Absent a stay of proceedings, the landlord retains the right to distrain against the goods on the premises or terminate the lease. These options are mutually exclusive, and irrevocable. The right of distress, under the Rent Distress Act, requires a commercial tenancy. Therefore, if a landlord has terminated the lease, he has ended the tenancy. He cannot then distrain against the assets on the premises. Once the landlord has distrained, he cannot terminate the lease without abandoning the distress and releasing the property seized.

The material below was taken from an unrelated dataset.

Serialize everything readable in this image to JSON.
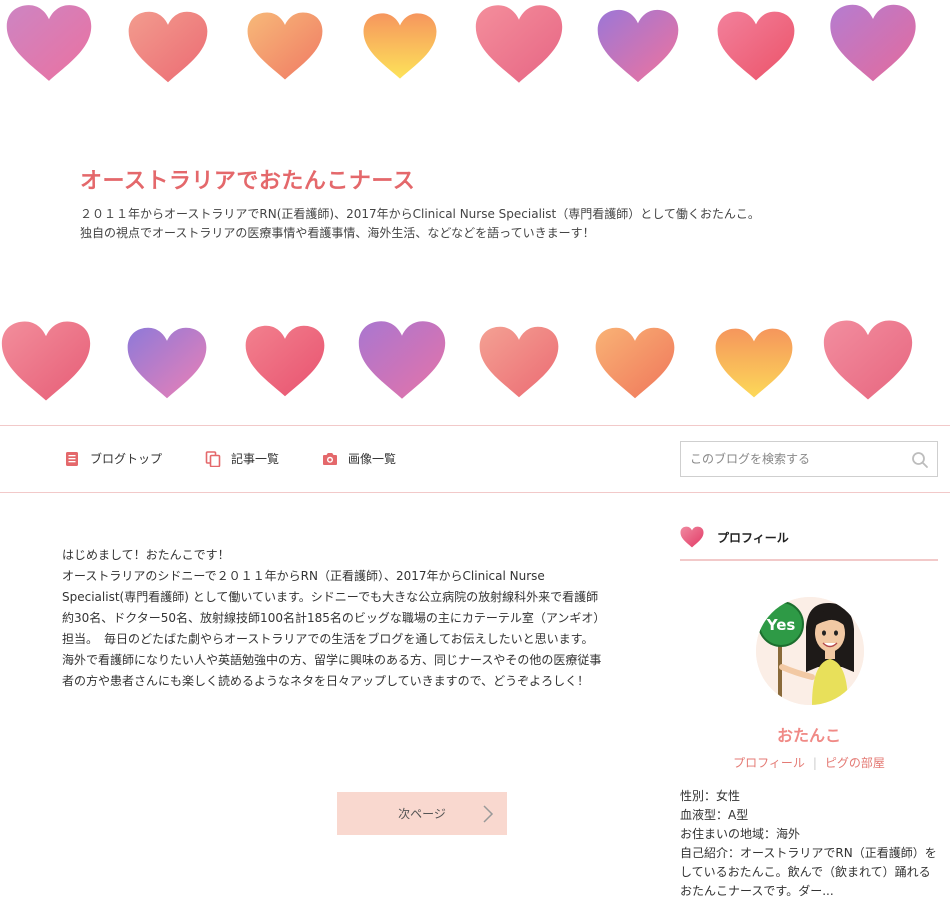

If the landlord elects to terminate the lease and re-enter the premises, it must ensure that the lease allows for him to terminate the lease for the breach cited. Termination of the lease by the landlord may act to release the guarantors from their liability for future rent. Also, if a landlord has terminated the lease he can then not accept a payment on account of current rent.